“Ripped from the headlines!” With this oldtime trumpeting of excitement to come, Machinal, returns to Broadway after eighty-six years. The play is based on a sensational 1926 murder case: a young woman discovers sex via a travelling salesman, murders her husband “to be free,” is brought to trial, found guilty and executed.
This is one of those plays you read—maybe—in graduate school and never think about again. Roundabout Theatre Company’s revival of Sophie Treadwell’s expressionist drama, is puzzling: you couldn’t ask for a more stylish production yet the play is so dated that you wonder why they bothered.

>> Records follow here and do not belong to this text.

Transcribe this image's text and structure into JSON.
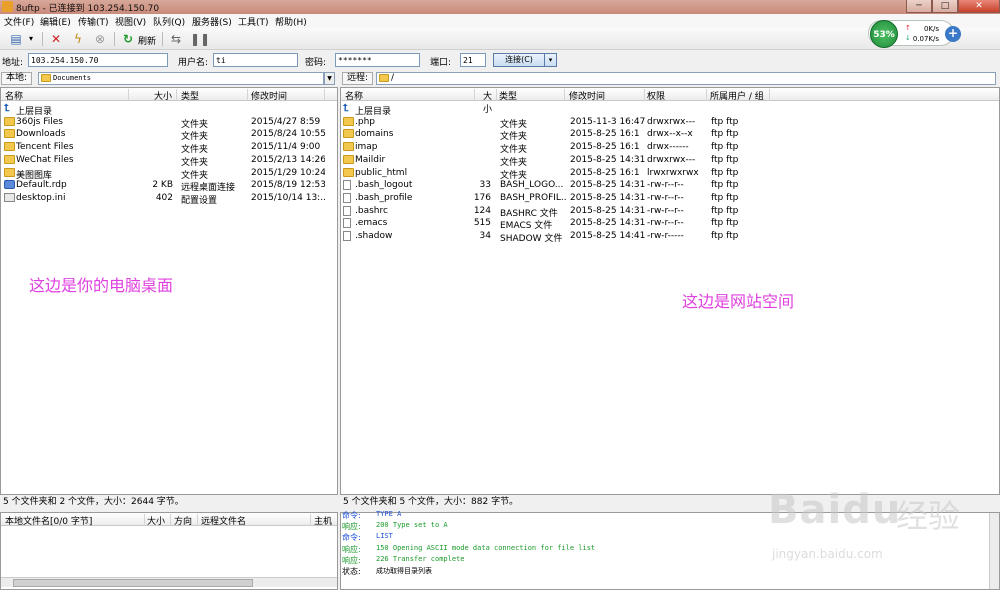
{
  "window": {
    "title": "8uftp - 已连接到 103.254.150.70",
    "minimize": "─",
    "maximize": "□",
    "close": "✕"
  },
  "menu": [
    "文件(F)",
    "编辑(E)",
    "传输(T)",
    "视图(V)",
    "队列(Q)",
    "服务器(S)",
    "工具(T)",
    "帮助(H)"
  ],
  "toolbar": {
    "refresh_label": "刷新"
  },
  "netwidget": {
    "percent": "53%",
    "up": "0K/s",
    "down": "0.07K/s",
    "plus": "+"
  },
  "connection": {
    "address_label": "地址:",
    "address_value": "103.254.150.70",
    "user_label": "用户名:",
    "user_value": "ti",
    "password_label": "密码:",
    "password_value": "*******",
    "port_label": "端口:",
    "port_value": "21",
    "connect_label": "连接(C)",
    "connect_dd": "▾"
  },
  "local": {
    "path_label": "本地:",
    "path": "Documents",
    "columns": [
      "名称",
      "大小",
      "类型",
      "修改时间"
    ],
    "rows": [
      {
        "name": "上层目录",
        "size": "",
        "type": "",
        "modified": "",
        "icon": "up-folder"
      },
      {
        "name": "360js Files",
        "size": "",
        "type": "文件夹",
        "modified": "2015/4/27 8:59",
        "icon": "folder"
      },
      {
        "name": "Downloads",
        "size": "",
        "type": "文件夹",
        "modified": "2015/8/24 10:55",
        "icon": "folder"
      },
      {
        "name": "Tencent Files",
        "size": "",
        "type": "文件夹",
        "modified": "2015/11/4 9:00",
        "icon": "folder"
      },
      {
        "name": "WeChat Files",
        "size": "",
        "type": "文件夹",
        "modified": "2015/2/13 14:26",
        "icon": "folder"
      },
      {
        "name": "美图图库",
        "size": "",
        "type": "文件夹",
        "modified": "2015/1/29 10:24",
        "icon": "folder"
      },
      {
        "name": "Default.rdp",
        "size": "2 KB",
        "type": "远程桌面连接",
        "modified": "2015/8/19 12:53",
        "icon": "rdp"
      },
      {
        "name": "desktop.ini",
        "size": "402",
        "type": "配置设置",
        "modified": "2015/10/14 13:...",
        "icon": "ini"
      }
    ],
    "status": "5 个文件夹和 2 个文件，大小：2644 字节。",
    "annotation": "这边是你的电脑桌面"
  },
  "remote": {
    "path_label": "远程:",
    "path": "/",
    "columns": [
      "名称",
      "大小",
      "类型",
      "修改时间",
      "权限",
      "所属用户 / 组"
    ],
    "rows": [
      {
        "name": "上层目录",
        "size": "",
        "type": "",
        "modified": "",
        "perm": "",
        "owner": "",
        "icon": "up-folder"
      },
      {
        "name": ".php",
        "size": "",
        "type": "文件夹",
        "modified": "2015-11-3 16:47",
        "perm": "drwxrwx---",
        "owner": "ftp ftp",
        "icon": "folder"
      },
      {
        "name": "domains",
        "size": "",
        "type": "文件夹",
        "modified": "2015-8-25 16:1",
        "perm": "drwx--x--x",
        "owner": "ftp ftp",
        "icon": "folder"
      },
      {
        "name": "imap",
        "size": "",
        "type": "文件夹",
        "modified": "2015-8-25 16:1",
        "perm": "drwx------",
        "owner": "ftp ftp",
        "icon": "folder"
      },
      {
        "name": "Maildir",
        "size": "",
        "type": "文件夹",
        "modified": "2015-8-25 14:31",
        "perm": "drwxrwx---",
        "owner": "ftp ftp",
        "icon": "folder"
      },
      {
        "name": "public_html",
        "size": "",
        "type": "文件夹",
        "modified": "2015-8-25 16:1",
        "perm": "lrwxrwxrwx",
        "owner": "ftp ftp",
        "icon": "folder"
      },
      {
        "name": ".bash_logout",
        "size": "33",
        "type": "BASH_LOGO...",
        "modified": "2015-8-25 14:31",
        "perm": "-rw-r--r--",
        "owner": "ftp ftp",
        "icon": "file"
      },
      {
        "name": ".bash_profile",
        "size": "176",
        "type": "BASH_PROFIL...",
        "modified": "2015-8-25 14:31",
        "perm": "-rw-r--r--",
        "owner": "ftp ftp",
        "icon": "file"
      },
      {
        "name": ".bashrc",
        "size": "124",
        "type": "BASHRC 文件",
        "modified": "2015-8-25 14:31",
        "perm": "-rw-r--r--",
        "owner": "ftp ftp",
        "icon": "file"
      },
      {
        "name": ".emacs",
        "size": "515",
        "type": "EMACS 文件",
        "modified": "2015-8-25 14:31",
        "perm": "-rw-r--r--",
        "owner": "ftp ftp",
        "icon": "file"
      },
      {
        "name": ".shadow",
        "size": "34",
        "type": "SHADOW 文件",
        "modified": "2015-8-25 14:41",
        "perm": "-rw-r-----",
        "owner": "ftp ftp",
        "icon": "file"
      }
    ],
    "status": "5 个文件夹和 5 个文件，大小：882 字节。",
    "annotation": "这边是网站空间"
  },
  "queue": {
    "columns": [
      "本地文件名[0/0 字节]",
      "大小",
      "方向",
      "远程文件名",
      "主机"
    ]
  },
  "log": [
    {
      "key": "命令:",
      "value": "TYPE A",
      "color": "#1a4fd8"
    },
    {
      "key": "响应:",
      "value": "200 Type set to A",
      "color": "#1a9a2a"
    },
    {
      "key": "命令:",
      "value": "LIST",
      "color": "#1a4fd8"
    },
    {
      "key": "响应:",
      "value": "150 Opening ASCII mode data connection for file list",
      "color": "#1a9a2a"
    },
    {
      "key": "响应:",
      "value": "226 Transfer complete",
      "color": "#1a9a2a"
    },
    {
      "key": "状态:",
      "value": "成功取得目录列表",
      "color": "#000000"
    }
  ],
  "watermark": {
    "brand": "Baidu",
    "brand_suffix": "经验",
    "url": "jingyan.baidu.com"
  }
}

Treadwell was a crusading journalist and feminist, and Machinal gives us a look into the troubled mind of Young Woman. This generic naming is obviously meant to mean that all women were imprisoned by societal expectations (marry somebody, anybody, have children) and how those constraints, compounded here by a pitiless and impoverished mother, distorted their lives. The similarity to Susan Glaspell’s Trifles is obvious, where another crushed wife finally snaps and murders her husband, although Trifles is a far better and subtler play.
The difficulty with this antiquated sympathetic feminism, is that Young Woman (Rebecca Hall) is clearly not Everywoman but someone too frail and neurotic to deal with the world; our first glimpse of her is of her desperately rushing from a crowded subway car—a visually stunning scene-- making her late for work yet again.

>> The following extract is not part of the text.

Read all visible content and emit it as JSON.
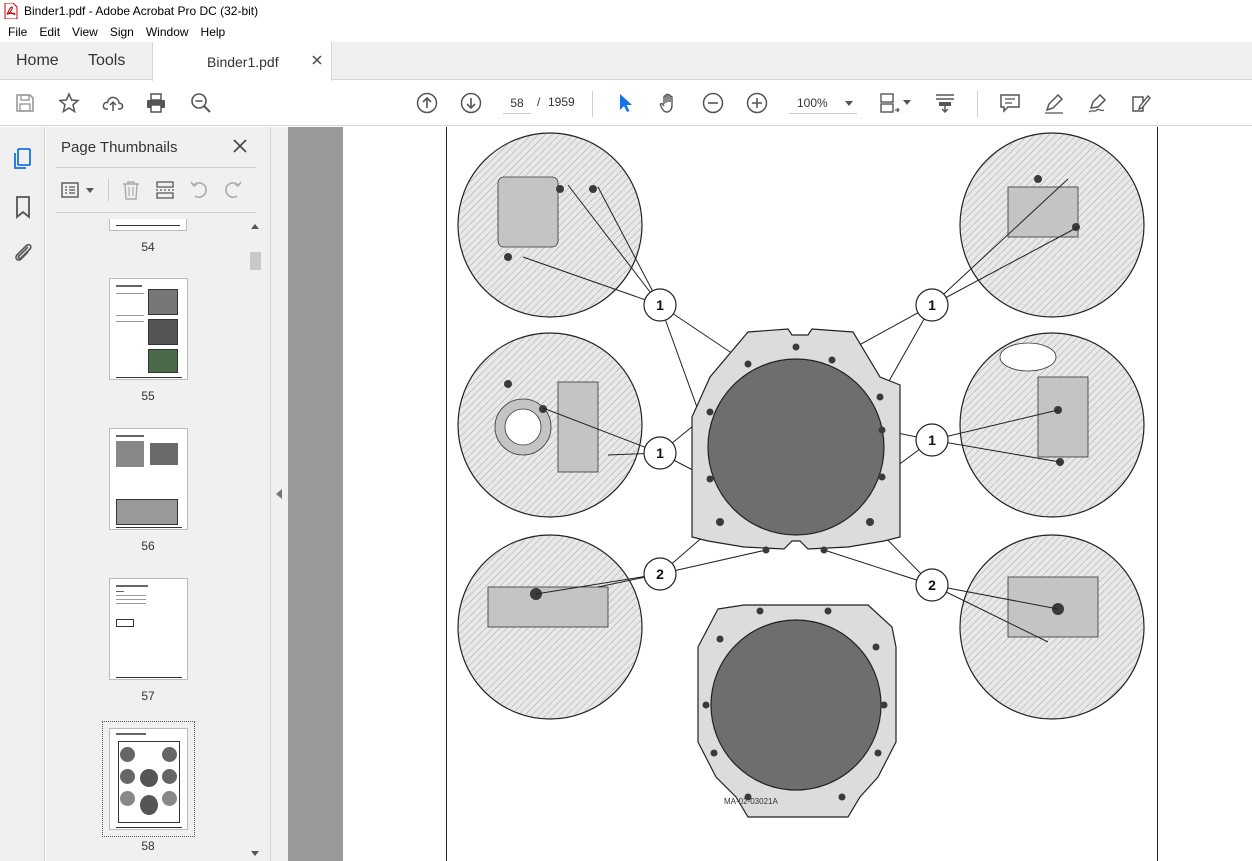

Young Woman speaks her thoughts aloud through Treadwell’s experimental dialogue, and we see her panicked misery amid her mechanized, gossipy co-workers, with her boss (Michael Cumsty) who puts his “fat hands” on her and then marries her, and with her meanspirited Mother (Suzanne Bertish). We see her fall for sexy Lover (Morgan Spector). There are no surprises, no conflicts; the plot plays out just as anyone could have predicted.
The brilliant director, Lyndsey Turner, whose knockout of a show, Chimerica, was a hit in London earlier this season, creates a great look and a great rhythm for this Machinal, imitating the beat and the sounds of a huge societal machine that grinds up lives. The noirish dialogue is based on unrelenting repetitions and the didactic clichés of the era. The revolving set (Es Devlin) and moody lighting (Jane Cox) are the most exciting aspects of this short, stale play.

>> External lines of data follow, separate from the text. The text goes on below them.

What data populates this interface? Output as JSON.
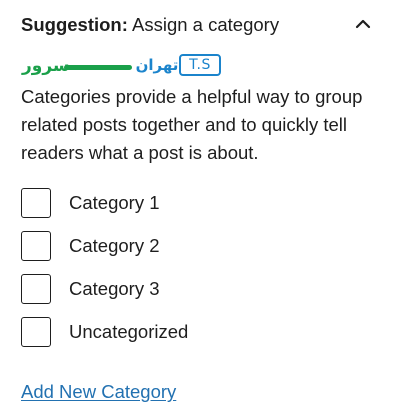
{
  "header": {
    "title_prefix": "Suggestion:",
    "title_rest": "Assign a category",
    "toggle_icon": "chevron-up-icon"
  },
  "logo": {
    "persian_text": "تهران سرور",
    "box_text": "T.S"
  },
  "description": "Categories provide a helpful way to group related posts together and to quickly tell readers what a post is about.",
  "categories": [
    {
      "label": "Category 1",
      "checked": false
    },
    {
      "label": "Category 2",
      "checked": false
    },
    {
      "label": "Category 3",
      "checked": false
    },
    {
      "label": "Uncategorized",
      "checked": false
    }
  ],
  "add_link": "Add New Category",
  "colors": {
    "text": "#1e1e1e",
    "link": "#2271b1",
    "logo_green": "#1aa04a",
    "logo_blue": "#1b84cc"
  }
}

Roundabout Theatre Company at the American Airlines Theatre, 227 W. 42nd St., New York.